But while 3D offers a compelling business case, based on audience enthusiasm for the technology and the consequent ability to sell premium price tickets to pay for it, to date no such model has emerged to finance 2D conversion. Despite distributor contributions in the shape of virtual print fees, where distributors make a payment every time a digital print is substituted for a 35mm one, and new revenue streams from showing opera, popular music concerts and sporting events, cinema owners find it hard to justify replacing their 35mm projectors with more expensive digital equipment.
Tougher financing terms since the onset of the banking crisis last year make this doubly difficult, and have revealed the flaws in the business models put forward so far. Dodona observes, for example, that integrators – firms which finance, install and service equipment at the same time as running networks to distribute product to cinemas – do not yet appear to be making acceptable returns, or to be able to raise finance in sufficient quantities to roll out installations quickly. The five largest VPF deals integrators have struck with studio distributors potentially cover conversion of 35,000 screens, but out of these only around perhaps 7,000 installations have been completed.
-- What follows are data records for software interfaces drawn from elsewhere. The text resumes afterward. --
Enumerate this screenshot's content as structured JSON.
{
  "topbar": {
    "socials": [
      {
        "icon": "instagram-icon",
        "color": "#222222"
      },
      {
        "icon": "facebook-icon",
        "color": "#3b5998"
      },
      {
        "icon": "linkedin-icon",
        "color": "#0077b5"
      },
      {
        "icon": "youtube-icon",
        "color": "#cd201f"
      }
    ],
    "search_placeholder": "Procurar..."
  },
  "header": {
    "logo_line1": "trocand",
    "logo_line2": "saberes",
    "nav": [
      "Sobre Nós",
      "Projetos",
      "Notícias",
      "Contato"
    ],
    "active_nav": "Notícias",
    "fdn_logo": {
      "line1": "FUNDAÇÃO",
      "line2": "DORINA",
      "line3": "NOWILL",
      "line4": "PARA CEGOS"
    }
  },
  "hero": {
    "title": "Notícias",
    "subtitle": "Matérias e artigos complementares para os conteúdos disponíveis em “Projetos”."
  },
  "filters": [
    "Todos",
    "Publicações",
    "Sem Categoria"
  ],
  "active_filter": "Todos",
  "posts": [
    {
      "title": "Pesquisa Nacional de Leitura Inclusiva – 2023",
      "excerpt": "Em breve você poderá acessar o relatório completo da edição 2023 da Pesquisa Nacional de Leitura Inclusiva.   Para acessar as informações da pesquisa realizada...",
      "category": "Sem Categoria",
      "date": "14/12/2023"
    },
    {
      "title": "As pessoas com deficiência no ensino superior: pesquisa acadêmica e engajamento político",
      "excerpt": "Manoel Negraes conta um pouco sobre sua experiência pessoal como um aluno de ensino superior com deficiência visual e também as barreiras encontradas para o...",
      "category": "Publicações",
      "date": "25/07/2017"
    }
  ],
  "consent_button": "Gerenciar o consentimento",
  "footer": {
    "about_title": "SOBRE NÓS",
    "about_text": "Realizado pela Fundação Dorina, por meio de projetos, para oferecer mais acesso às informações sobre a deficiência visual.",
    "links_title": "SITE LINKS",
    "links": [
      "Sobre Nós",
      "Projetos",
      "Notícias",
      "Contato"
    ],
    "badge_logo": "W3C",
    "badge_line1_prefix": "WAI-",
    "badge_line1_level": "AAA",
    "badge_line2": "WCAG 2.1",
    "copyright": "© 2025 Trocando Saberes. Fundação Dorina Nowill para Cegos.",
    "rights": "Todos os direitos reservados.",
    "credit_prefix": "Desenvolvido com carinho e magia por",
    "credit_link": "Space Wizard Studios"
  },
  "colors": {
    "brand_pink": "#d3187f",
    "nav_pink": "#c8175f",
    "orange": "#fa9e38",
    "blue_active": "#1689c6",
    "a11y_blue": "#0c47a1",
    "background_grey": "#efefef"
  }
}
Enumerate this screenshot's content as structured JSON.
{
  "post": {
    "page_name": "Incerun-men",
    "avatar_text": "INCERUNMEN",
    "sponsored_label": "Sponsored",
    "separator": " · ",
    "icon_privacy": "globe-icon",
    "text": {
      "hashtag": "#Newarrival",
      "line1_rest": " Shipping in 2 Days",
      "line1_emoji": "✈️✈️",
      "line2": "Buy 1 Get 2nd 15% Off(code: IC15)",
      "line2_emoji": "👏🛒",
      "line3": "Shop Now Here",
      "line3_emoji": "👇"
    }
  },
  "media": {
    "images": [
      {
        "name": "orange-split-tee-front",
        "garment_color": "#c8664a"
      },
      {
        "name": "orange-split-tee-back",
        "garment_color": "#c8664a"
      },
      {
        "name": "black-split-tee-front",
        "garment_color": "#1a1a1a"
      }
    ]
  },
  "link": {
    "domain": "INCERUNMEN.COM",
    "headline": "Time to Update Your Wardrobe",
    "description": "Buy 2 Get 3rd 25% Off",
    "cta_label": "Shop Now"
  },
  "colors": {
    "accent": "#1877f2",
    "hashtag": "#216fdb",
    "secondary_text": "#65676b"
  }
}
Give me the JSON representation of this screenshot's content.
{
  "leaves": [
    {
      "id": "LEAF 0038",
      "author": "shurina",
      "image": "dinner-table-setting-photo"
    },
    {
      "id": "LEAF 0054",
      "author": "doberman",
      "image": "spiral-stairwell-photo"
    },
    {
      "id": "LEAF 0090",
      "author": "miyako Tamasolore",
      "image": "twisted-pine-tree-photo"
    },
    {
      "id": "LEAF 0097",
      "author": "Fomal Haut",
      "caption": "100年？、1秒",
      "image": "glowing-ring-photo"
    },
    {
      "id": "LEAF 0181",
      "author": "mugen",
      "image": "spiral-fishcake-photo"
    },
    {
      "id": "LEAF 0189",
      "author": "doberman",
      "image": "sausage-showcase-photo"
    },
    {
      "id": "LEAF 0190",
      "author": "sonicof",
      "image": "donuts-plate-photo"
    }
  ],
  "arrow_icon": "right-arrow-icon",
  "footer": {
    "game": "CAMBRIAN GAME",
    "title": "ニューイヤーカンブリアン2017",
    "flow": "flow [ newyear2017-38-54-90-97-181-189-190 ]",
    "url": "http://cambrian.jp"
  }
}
In the end it seems likely that some movement in the financial goalposts will ultimately be necessary to kick start a rapid shift towards complete conversion, either in the shape of lower equipment prices or a bigger contribution from the distribution sector (in the long run distributors stand to make the biggest savings as it is they who today pay for thousands of costly 35mm film prints each year). Encouragingly, widespread suspicions that Sony’s recent deals with AMC, Regal and other circuits have been the result of big discounts, suggest that some of the preconditions for real progress are at last being met.
Equally, the report points out, the deals struck between AMC, Regal and Sony emphasise the early stage nature of the digital cinema equipment market. Until a few weeks ago Texas Instruments’ DLP technology almost completely dominated the market with more than 95% of installations. Adding the 10,000-plus screens of Regal and AMC to its order book gives Sony a potential installed base of projectors almost equal to that of Christie, Barco and NEC – the three Texas licensees – combined.
A similar battle is emerging in 3D. While the first mover and market leader, Real D, appears to have an unassailable lead in the important United States market, elsewhere in the world alternative products from Dolby, XpanD and MasterImage are likely to make a much stronger showing.
As report author Karsten Grummitt observes, “There has been so much discussion about digital cinema for so long that it is easy to forget that the commercial deployment of the technology is really still only beginning. Everything about this market is still to play for. Nothing is settled yet.”